I realize that it has been three weeks since my last post. Many of my blog followers have seen updates on facebook, but for the rest of you I am happy to report that my one-pound gain a few weeks ago was just a minor bump on this weight loss journey. I have now lost a total of 69 pounds and have passed the half-way point toward my goal of 136 pounds by September 2013. My new short-term goal is 90 pounds by Easter.
Last week when I hit my “66 by Christmas” goal, I posted the picture below on facebook and was overwhelmed by the many comments of love and support. Having a network of support is important in life in general, but it is critical when one is making major behavioral changes. I am so grateful for the encouragement.
On December 1, Weight Watchers introduced a new program called Weight Watchers 360 that I think will enhance the long-term sustainability of weight loss. In addition to their traditional point tracking system, they have added two new components to help members rebuild their food and activity environment and to establish healthier routines. As I read Weight Watchers CEO David Kirchhoff’s introduction of the program (you can read it here), I was struck by something he said:

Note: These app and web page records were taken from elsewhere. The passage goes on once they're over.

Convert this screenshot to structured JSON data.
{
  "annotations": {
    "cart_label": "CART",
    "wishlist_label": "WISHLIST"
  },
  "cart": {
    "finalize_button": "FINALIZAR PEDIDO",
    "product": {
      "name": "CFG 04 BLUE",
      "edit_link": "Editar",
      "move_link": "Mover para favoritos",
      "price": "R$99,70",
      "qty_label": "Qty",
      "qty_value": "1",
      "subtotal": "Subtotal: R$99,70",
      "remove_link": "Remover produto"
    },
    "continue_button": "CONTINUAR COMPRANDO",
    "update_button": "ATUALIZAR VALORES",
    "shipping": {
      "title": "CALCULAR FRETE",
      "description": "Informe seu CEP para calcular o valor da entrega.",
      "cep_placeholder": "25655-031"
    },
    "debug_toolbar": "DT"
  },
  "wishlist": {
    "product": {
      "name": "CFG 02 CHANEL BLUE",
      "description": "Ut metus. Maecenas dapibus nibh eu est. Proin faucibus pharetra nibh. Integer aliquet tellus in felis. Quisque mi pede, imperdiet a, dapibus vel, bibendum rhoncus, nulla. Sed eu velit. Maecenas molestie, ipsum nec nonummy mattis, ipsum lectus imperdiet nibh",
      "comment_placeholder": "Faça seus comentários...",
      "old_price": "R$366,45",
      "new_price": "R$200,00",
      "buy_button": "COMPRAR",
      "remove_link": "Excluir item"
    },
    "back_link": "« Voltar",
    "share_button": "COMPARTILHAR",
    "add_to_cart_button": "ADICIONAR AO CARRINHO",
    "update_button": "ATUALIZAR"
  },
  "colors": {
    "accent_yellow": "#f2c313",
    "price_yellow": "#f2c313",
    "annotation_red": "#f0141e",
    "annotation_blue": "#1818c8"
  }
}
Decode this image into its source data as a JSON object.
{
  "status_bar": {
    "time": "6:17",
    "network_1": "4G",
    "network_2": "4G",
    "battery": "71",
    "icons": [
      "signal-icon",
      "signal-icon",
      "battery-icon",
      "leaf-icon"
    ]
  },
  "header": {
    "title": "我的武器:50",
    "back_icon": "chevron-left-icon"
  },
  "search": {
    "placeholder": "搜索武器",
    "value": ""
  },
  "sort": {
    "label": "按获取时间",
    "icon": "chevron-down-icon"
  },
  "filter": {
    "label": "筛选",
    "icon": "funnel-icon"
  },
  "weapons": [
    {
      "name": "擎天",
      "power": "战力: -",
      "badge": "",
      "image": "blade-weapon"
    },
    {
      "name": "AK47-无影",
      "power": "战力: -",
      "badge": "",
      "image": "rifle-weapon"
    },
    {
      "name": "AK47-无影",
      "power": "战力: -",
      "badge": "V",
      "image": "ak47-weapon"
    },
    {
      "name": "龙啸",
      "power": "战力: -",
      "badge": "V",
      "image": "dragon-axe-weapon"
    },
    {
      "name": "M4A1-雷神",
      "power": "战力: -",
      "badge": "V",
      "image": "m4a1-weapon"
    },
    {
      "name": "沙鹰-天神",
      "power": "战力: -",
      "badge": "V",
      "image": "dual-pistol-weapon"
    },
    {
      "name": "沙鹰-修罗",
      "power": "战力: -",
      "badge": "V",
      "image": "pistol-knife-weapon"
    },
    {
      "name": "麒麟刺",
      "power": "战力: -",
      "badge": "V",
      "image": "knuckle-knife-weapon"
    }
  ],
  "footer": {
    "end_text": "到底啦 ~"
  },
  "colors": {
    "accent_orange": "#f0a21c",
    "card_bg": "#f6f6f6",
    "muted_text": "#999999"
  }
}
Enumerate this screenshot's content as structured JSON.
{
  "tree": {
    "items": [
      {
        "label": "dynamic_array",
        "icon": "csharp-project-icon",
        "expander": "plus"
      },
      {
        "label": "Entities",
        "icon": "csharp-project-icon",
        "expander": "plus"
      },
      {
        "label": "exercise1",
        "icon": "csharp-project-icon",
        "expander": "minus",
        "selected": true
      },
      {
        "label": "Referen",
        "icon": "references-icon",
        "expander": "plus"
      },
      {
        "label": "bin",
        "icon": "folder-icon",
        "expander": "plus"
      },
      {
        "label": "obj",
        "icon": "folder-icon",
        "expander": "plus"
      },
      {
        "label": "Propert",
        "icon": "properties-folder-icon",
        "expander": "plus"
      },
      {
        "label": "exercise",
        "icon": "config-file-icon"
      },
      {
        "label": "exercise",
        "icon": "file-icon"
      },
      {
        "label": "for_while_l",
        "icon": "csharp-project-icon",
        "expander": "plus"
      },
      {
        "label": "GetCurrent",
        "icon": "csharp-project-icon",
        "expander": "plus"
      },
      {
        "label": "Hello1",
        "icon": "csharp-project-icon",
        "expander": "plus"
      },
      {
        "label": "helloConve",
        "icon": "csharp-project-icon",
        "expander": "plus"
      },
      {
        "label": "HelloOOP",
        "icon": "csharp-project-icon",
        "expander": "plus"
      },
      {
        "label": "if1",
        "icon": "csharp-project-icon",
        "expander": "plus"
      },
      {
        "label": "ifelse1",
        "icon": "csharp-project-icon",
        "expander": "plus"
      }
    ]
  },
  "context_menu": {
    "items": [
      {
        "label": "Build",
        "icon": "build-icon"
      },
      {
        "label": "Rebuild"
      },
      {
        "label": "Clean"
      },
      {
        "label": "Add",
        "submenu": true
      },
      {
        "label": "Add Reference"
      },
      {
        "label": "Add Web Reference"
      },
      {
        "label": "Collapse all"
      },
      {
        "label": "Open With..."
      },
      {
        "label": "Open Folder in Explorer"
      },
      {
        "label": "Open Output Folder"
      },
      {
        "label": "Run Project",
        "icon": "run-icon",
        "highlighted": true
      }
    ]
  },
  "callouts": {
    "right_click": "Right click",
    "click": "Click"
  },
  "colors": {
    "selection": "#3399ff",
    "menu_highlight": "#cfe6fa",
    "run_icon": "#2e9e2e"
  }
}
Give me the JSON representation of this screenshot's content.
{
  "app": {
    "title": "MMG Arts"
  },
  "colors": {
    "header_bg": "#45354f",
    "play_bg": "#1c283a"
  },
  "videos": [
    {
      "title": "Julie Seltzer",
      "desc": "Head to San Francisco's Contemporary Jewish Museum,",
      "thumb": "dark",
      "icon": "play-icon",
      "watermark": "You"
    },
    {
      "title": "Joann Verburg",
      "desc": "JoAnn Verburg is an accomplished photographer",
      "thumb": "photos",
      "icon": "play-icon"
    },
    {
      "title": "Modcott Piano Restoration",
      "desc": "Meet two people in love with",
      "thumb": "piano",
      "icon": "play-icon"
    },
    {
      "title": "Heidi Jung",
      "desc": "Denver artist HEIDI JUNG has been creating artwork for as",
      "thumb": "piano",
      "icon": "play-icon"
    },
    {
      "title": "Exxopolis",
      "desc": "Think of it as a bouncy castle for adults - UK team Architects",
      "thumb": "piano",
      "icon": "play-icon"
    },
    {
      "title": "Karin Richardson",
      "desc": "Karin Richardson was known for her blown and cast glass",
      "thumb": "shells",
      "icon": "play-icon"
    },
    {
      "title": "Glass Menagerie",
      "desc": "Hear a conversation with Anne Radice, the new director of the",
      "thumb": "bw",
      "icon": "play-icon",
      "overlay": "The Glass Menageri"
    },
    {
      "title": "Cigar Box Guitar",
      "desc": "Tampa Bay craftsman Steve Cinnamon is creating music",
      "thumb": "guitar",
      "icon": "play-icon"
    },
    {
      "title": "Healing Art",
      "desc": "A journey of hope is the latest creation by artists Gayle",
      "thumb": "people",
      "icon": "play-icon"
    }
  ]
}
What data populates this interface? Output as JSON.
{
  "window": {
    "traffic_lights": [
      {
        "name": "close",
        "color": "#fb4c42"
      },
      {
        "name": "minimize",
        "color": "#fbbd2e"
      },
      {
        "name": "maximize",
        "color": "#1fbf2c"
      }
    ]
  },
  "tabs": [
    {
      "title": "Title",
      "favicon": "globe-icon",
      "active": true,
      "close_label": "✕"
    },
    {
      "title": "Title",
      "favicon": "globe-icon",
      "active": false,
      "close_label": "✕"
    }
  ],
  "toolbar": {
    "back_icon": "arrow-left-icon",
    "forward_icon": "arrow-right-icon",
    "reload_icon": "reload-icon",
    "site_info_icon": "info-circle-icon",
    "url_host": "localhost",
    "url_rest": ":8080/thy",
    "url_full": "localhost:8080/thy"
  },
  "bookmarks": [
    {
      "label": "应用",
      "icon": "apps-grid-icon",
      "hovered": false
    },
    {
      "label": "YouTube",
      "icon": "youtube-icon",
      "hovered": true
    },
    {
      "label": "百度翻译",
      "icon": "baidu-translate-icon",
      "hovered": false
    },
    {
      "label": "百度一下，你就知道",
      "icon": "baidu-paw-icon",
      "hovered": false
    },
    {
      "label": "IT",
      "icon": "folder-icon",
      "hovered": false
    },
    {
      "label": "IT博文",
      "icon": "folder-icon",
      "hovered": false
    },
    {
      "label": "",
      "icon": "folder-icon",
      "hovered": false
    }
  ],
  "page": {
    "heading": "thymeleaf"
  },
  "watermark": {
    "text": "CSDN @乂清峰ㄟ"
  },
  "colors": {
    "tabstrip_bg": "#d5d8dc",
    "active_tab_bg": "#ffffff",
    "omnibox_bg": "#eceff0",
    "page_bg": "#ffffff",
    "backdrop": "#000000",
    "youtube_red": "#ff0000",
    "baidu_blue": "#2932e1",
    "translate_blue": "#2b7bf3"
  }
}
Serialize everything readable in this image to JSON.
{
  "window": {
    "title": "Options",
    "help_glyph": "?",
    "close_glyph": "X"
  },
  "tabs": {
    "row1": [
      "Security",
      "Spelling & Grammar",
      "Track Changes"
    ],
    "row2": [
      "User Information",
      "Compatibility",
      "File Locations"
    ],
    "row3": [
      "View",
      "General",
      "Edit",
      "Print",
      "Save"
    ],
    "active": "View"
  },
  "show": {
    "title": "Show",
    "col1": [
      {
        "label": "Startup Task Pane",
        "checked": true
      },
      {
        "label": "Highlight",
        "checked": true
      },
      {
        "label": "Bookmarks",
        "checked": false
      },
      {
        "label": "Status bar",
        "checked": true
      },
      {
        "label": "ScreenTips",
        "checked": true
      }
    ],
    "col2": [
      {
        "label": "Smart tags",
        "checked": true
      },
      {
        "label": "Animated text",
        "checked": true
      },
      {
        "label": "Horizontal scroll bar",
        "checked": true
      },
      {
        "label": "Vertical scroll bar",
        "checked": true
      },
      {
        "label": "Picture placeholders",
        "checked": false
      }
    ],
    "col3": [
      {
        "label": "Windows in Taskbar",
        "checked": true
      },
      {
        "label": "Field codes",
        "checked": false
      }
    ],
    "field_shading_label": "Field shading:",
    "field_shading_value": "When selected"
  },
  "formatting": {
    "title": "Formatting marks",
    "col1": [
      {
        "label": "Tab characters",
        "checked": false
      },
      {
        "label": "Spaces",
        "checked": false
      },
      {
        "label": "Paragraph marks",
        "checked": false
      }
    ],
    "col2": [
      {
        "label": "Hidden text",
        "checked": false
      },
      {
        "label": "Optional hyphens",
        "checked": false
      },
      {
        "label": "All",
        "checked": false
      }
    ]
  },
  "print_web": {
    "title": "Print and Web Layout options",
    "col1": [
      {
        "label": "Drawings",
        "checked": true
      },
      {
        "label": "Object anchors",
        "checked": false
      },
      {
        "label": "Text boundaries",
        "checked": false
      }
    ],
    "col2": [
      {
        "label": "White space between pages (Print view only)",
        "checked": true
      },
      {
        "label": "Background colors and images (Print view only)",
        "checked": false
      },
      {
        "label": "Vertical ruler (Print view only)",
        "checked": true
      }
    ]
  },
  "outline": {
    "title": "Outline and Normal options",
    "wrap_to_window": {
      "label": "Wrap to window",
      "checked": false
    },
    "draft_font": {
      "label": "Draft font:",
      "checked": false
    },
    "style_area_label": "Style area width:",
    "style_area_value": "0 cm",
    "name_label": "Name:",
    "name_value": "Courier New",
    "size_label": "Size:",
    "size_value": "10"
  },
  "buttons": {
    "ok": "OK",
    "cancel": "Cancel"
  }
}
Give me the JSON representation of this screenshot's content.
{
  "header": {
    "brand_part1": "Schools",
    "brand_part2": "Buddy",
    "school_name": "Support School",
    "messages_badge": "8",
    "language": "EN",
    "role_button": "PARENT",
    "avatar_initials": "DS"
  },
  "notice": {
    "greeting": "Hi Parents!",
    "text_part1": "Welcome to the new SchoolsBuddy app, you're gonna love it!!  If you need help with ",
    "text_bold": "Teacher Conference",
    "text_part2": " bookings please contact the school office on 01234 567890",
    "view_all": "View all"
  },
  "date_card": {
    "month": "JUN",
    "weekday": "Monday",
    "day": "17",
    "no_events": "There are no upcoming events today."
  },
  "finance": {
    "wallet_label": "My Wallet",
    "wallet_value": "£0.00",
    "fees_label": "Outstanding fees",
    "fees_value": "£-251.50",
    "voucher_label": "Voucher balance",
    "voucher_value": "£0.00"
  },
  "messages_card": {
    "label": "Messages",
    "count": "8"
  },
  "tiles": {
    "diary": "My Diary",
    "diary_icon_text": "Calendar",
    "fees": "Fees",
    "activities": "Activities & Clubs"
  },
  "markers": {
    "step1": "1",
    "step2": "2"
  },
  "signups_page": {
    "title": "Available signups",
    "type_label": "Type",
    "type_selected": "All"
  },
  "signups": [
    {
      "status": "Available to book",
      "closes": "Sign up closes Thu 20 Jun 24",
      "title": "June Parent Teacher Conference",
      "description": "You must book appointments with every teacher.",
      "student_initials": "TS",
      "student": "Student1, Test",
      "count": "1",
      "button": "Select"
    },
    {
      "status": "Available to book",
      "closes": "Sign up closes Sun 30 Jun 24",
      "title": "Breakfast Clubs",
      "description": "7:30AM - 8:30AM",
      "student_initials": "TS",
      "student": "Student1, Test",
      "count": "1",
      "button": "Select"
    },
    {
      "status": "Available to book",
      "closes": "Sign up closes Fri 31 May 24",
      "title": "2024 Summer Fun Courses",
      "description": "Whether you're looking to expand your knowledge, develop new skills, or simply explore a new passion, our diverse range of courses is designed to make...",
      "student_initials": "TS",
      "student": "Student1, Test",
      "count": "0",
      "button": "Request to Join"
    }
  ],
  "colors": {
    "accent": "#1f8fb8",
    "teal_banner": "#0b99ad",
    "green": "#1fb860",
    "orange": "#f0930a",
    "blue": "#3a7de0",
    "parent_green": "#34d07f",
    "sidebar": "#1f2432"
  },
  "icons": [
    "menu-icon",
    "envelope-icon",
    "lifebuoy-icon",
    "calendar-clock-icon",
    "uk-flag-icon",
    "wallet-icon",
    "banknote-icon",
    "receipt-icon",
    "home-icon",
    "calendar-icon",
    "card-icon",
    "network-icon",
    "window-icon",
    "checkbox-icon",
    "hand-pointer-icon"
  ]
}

The truly sad perversion in all of this is the degree to which the overweight population (most of us) has been set-up to fail and then made to feel worse about it. Society wags its finger at the overweight and saddles them with stigma. Our self-esteem drops, and we think that if only they had willpower and were stronger, we would finally be in control. In truth, we never really had a chance. Blaming people for being obese seems like blaming someone who lives in a bad neighborhood for being mugged. Yes, we can learn to protect ourselves in our bad food neighborhood, but ridiculing the victim is hardly a winning path to defeating the obesity epidemic.
Blame and ridicule seem to be as much of an epidemic as obesity itself. I cannot count the number of people I have talked to in recent months who have shared painful stories of loved ones’ embarrassment and disdain for them because of their weight. Shaming someone into change will not only fail, but can cause irreparable damage to a person’s sense of worth and value. Instead love and acceptance of ourselves and others “as is” is key for only then can we consider the possibility of transformation.
Though I have been the recipient of some harmful comments and ridicule due to my obesity, I am grateful for those who did love and accept me as I was 69 pounds ago and who will continue to love and accept me as I lose the next 67 (or more!).
Until next time, peace …